AIM OF THE EXERCISE: Retype each record exactly, please. Skip none.

PROVIDED RECORDS:
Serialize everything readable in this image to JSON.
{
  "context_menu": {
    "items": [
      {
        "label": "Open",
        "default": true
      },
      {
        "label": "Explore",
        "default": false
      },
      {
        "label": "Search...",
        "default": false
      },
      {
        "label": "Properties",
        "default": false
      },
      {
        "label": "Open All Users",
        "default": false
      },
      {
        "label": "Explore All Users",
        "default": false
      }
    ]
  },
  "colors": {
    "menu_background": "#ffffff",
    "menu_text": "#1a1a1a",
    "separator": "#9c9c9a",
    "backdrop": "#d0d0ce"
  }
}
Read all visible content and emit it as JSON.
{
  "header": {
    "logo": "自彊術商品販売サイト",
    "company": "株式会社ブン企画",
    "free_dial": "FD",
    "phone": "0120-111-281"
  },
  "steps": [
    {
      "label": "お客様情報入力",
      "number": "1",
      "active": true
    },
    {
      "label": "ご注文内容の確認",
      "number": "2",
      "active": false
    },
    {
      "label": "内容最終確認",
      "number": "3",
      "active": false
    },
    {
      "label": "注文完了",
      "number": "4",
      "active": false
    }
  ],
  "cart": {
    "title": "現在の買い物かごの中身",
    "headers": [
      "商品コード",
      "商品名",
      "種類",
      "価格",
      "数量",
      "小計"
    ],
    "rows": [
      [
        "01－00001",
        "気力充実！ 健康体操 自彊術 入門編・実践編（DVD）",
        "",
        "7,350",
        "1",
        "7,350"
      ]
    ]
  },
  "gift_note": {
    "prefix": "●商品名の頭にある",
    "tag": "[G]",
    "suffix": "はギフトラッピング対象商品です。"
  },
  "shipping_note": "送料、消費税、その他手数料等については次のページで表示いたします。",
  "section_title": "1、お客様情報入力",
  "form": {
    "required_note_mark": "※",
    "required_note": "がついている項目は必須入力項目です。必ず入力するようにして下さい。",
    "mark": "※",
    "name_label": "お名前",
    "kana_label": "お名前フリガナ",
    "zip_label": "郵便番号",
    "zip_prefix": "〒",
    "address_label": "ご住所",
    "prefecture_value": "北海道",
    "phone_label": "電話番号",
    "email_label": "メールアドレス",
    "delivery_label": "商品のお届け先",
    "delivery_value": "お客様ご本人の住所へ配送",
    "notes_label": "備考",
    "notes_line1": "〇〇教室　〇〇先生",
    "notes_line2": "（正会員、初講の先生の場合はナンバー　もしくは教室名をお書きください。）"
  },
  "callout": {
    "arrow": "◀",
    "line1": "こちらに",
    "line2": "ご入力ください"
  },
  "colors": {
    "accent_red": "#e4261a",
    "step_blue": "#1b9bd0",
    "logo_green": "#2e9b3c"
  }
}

SOLUTION FOR THIS TASK:
Serialize everything readable in this image to JSON.
{
  "context_menu": {
    "items": [
      {
        "label": "Open",
        "default": true
      },
      {
        "label": "Explore",
        "default": false
      },
      {
        "label": "Search...",
        "default": false
      },
      {
        "label": "Properties",
        "default": false
      },
      {
        "label": "Open All Users",
        "default": false
      },
      {
        "label": "Explore All Users",
        "default": false
      }
    ]
  },
  "colors": {
    "menu_background": "#ffffff",
    "menu_text": "#1a1a1a",
    "separator": "#9c9c9a",
    "backdrop": "#d0d0ce"
  }
}
Read all visible content and emit it as JSON.
{
  "header": {
    "logo": "自彊術商品販売サイト",
    "company": "株式会社ブン企画",
    "free_dial": "FD",
    "phone": "0120-111-281"
  },
  "steps": [
    {
      "label": "お客様情報入力",
      "number": "1",
      "active": true
    },
    {
      "label": "ご注文内容の確認",
      "number": "2",
      "active": false
    },
    {
      "label": "内容最終確認",
      "number": "3",
      "active": false
    },
    {
      "label": "注文完了",
      "number": "4",
      "active": false
    }
  ],
  "cart": {
    "title": "現在の買い物かごの中身",
    "headers": [
      "商品コード",
      "商品名",
      "種類",
      "価格",
      "数量",
      "小計"
    ],
    "rows": [
      [
        "01－00001",
        "気力充実！ 健康体操 自彊術 入門編・実践編（DVD）",
        "",
        "7,350",
        "1",
        "7,350"
      ]
    ]
  },
  "gift_note": {
    "prefix": "●商品名の頭にある",
    "tag": "[G]",
    "suffix": "はギフトラッピング対象商品です。"
  },
  "shipping_note": "送料、消費税、その他手数料等については次のページで表示いたします。",
  "section_title": "1、お客様情報入力",
  "form": {
    "required_note_mark": "※",
    "required_note": "がついている項目は必須入力項目です。必ず入力するようにして下さい。",
    "mark": "※",
    "name_label": "お名前",
    "kana_label": "お名前フリガナ",
    "zip_label": "郵便番号",
    "zip_prefix": "〒",
    "address_label": "ご住所",
    "prefecture_value": "北海道",
    "phone_label": "電話番号",
    "email_label": "メールアドレス",
    "delivery_label": "商品のお届け先",
    "delivery_value": "お客様ご本人の住所へ配送",
    "notes_label": "備考",
    "notes_line1": "〇〇教室　〇〇先生",
    "notes_line2": "（正会員、初講の先生の場合はナンバー　もしくは教室名をお書きください。）"
  },
  "callout": {
    "arrow": "◀",
    "line1": "こちらに",
    "line2": "ご入力ください"
  },
  "colors": {
    "accent_red": "#e4261a",
    "step_blue": "#1b9bd0",
    "logo_green": "#2e9b3c"
  }
}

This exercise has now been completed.